Violet-crowned HummingbirdAfter observing for the first few months, Mike concluded that the people knew a lot about harvesting and cooking, but didn’t have a knowledgeable grounding in the ecology and biology of their environment. His goal became the cultivation of a program for sustainable harvesting and management. As a part of this, he led the local farmers in planting a 2500 agave demonstration plot as a ‘no harvest zone” to try to increase the number of insects.

Evangelina latched onto similar goals, but focused on children’s education. She found the school system well-intentioned but sorely lacking in rigor. Pupils were encouraged to love the trees and animals, but had no familiarity with even common names much less species biology and interdependence. She developed illustrated information sheets on the trees, mammals, plants, birds, etc. with details on identification, life cycles, habitat and interrelationships. These were laminated and placed, with a bird bingo game, into “toolboxes for environmental and bio-cultural education,” sturdy green canvas tote bags which she designed and produced for distribution to numerous classrooms.

A secondary project of Mike’s was Saturday morning bird walks with high school students. They compiled a list of more than 100 common birds. Mike used photos of 72 of them to design an educational poster for schools.

“Time-off” was spent on intensive birding ventures. Highlights included seeing the Military Macaw in Oaxaca and participating in the Toh Birding Festival in the Yucatan. Overall, Mike saw 413 species.

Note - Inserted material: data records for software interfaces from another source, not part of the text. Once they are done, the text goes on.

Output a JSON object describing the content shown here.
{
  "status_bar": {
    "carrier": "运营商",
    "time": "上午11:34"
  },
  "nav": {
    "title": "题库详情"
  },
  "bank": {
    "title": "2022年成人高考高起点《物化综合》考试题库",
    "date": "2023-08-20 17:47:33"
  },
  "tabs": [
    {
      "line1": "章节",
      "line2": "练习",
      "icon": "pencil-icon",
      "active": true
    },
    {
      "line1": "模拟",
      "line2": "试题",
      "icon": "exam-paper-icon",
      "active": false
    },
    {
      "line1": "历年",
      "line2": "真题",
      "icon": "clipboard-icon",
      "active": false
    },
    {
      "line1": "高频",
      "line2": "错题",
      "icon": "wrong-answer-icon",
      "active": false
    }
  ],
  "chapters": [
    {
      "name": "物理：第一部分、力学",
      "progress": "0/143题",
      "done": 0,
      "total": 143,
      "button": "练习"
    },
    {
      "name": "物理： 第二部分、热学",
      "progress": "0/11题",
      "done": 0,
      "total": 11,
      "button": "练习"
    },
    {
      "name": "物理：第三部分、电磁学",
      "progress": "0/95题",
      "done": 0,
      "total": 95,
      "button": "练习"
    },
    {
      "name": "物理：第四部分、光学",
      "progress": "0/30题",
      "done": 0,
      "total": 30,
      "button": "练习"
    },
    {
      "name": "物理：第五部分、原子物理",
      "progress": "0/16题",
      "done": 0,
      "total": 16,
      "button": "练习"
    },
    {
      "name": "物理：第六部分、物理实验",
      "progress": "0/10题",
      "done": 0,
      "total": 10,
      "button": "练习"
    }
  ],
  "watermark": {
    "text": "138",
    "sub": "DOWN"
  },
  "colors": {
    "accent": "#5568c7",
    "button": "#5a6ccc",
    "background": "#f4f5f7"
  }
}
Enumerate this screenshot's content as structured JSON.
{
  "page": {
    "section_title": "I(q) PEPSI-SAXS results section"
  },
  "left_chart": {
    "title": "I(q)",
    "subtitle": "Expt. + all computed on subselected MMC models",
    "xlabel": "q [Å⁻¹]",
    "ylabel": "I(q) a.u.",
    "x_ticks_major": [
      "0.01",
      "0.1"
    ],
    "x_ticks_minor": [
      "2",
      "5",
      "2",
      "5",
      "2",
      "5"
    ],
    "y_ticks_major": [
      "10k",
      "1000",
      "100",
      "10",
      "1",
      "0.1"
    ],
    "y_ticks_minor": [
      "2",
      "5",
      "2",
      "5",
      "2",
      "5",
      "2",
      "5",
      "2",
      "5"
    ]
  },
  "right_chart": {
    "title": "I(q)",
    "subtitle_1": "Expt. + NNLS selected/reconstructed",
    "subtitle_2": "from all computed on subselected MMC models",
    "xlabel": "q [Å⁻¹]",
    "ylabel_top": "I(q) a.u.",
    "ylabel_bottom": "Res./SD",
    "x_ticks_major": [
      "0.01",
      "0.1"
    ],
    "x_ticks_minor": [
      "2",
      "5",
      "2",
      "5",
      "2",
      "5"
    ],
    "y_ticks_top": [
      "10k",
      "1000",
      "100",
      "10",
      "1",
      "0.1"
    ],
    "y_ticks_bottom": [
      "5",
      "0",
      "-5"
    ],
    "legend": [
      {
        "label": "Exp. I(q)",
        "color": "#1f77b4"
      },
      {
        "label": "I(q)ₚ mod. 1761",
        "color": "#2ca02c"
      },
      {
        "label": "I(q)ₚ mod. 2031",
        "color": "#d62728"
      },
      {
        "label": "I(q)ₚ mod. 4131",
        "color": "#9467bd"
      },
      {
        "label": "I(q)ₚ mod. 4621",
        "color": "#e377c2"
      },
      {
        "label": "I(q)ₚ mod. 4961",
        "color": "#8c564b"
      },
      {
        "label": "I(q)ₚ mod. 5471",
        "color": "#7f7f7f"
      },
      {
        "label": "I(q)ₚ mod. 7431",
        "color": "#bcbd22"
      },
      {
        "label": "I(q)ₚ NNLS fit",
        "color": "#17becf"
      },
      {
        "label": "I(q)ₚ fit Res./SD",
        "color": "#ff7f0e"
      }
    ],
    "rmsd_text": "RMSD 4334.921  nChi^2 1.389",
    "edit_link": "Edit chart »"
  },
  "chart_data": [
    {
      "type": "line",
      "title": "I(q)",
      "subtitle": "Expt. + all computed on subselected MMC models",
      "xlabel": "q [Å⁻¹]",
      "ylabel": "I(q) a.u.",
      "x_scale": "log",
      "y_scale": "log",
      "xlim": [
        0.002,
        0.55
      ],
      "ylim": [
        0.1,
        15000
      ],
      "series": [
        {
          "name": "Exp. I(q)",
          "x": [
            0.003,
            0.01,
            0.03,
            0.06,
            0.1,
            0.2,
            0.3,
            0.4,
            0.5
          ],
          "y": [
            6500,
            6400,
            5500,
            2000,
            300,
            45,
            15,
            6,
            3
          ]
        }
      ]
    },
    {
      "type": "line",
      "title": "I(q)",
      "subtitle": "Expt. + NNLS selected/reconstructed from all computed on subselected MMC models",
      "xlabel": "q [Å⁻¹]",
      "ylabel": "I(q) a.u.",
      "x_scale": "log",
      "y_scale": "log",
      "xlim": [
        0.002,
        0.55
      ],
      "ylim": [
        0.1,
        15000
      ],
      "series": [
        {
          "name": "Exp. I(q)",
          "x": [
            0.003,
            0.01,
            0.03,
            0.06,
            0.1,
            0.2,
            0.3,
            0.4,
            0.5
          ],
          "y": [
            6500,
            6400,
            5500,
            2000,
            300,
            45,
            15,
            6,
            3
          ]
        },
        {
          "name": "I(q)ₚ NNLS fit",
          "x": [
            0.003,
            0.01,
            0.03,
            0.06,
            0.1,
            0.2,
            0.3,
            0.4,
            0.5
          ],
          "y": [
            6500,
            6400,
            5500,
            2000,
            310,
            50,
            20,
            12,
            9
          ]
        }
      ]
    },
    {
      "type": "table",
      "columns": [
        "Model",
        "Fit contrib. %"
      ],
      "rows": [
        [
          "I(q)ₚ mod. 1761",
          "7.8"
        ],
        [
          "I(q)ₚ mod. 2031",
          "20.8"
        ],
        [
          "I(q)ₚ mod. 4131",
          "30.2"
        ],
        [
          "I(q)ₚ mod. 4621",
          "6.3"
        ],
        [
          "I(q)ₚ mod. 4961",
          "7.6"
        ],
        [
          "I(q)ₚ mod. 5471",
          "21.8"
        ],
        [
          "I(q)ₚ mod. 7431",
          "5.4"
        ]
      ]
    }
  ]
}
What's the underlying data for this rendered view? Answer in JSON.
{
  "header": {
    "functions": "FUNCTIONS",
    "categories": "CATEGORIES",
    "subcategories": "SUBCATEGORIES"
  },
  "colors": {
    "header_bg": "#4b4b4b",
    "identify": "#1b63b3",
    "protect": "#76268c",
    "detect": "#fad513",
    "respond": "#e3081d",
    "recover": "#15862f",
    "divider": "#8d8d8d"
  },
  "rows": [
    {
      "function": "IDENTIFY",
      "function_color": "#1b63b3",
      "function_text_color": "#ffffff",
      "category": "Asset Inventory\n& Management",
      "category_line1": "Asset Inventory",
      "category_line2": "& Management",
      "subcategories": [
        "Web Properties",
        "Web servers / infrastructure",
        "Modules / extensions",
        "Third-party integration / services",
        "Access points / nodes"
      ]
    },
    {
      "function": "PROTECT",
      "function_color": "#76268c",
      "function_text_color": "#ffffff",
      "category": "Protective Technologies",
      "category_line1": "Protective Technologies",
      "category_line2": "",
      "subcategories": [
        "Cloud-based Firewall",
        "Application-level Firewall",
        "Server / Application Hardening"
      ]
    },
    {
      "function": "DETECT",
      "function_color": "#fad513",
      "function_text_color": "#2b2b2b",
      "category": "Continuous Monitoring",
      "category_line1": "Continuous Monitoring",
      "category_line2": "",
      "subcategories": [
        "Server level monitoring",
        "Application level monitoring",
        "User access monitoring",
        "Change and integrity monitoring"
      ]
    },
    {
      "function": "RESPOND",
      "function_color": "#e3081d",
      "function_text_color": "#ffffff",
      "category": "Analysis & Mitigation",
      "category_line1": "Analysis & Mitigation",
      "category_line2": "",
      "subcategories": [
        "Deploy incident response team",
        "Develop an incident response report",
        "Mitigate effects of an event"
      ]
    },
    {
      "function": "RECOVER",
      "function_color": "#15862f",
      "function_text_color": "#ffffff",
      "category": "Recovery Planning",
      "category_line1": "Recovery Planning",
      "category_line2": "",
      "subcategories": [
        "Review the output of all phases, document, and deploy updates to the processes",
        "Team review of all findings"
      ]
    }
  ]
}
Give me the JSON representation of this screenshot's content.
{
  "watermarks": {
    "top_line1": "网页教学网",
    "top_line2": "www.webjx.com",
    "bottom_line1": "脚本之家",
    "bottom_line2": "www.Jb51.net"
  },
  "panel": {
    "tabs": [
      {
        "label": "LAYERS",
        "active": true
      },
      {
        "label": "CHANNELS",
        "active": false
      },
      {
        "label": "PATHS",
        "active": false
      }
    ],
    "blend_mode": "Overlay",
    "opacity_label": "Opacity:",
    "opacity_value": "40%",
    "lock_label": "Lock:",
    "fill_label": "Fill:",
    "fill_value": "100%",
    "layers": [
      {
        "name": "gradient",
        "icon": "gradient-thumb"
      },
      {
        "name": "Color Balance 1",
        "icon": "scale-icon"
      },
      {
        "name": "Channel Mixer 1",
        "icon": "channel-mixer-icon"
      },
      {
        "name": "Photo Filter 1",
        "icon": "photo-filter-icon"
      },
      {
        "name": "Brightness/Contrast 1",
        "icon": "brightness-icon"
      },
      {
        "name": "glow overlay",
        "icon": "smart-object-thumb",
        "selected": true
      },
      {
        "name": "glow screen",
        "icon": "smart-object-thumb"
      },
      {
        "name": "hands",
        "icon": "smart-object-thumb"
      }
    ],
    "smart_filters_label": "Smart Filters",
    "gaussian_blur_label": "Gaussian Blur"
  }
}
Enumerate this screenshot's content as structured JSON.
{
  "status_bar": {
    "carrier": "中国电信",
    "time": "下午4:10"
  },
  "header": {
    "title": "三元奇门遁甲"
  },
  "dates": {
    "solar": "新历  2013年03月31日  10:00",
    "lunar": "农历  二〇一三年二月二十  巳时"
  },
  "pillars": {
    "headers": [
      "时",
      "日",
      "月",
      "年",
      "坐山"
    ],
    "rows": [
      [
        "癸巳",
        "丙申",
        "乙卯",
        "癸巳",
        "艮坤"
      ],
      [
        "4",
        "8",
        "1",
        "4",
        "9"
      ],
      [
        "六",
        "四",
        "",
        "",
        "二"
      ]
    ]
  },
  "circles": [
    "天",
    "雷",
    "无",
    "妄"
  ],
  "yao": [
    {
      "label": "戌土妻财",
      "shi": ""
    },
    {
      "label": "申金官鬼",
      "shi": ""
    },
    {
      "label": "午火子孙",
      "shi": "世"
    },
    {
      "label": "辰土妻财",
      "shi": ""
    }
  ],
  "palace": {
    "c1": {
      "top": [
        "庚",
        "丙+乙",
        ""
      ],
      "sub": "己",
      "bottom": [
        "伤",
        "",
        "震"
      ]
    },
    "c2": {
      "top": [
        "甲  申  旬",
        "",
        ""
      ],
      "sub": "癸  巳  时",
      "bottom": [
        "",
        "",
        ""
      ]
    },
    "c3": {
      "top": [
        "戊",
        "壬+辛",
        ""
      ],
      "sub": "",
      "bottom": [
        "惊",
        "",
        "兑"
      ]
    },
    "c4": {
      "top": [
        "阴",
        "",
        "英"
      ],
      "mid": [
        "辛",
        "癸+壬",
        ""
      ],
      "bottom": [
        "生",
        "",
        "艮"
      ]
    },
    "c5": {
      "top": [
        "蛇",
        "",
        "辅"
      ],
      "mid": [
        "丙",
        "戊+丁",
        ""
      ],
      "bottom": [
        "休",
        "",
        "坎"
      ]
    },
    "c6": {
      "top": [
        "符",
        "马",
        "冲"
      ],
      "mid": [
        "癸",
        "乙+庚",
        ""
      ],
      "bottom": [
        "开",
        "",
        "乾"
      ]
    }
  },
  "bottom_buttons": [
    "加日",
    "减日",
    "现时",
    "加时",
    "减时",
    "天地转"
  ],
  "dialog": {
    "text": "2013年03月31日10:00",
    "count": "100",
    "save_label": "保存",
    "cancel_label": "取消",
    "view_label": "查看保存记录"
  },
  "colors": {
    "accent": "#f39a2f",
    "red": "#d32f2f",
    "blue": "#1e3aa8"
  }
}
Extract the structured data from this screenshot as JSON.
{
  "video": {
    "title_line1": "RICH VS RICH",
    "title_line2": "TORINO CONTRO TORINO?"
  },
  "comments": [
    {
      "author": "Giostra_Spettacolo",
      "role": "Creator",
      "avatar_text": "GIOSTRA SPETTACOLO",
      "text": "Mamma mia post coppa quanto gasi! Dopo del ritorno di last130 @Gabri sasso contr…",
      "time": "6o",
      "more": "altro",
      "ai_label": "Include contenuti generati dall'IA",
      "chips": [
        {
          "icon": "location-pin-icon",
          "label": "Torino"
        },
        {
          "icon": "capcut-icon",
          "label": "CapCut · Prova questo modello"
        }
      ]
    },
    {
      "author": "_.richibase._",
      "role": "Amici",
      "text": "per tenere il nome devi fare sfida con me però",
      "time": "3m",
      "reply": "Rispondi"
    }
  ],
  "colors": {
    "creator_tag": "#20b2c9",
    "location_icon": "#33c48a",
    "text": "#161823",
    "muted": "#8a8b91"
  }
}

The bird photos were enthralling, but Mike stressed their work with the people. The 21st century Peace Corps has matured from its origins. As experience and knowledge are gained, both in and outside of the program, its goals and projects have evolved in new directions and are often conceived and directed by the volunteers themselves as exemplified by Mike and Evangelina Blust in Mexico.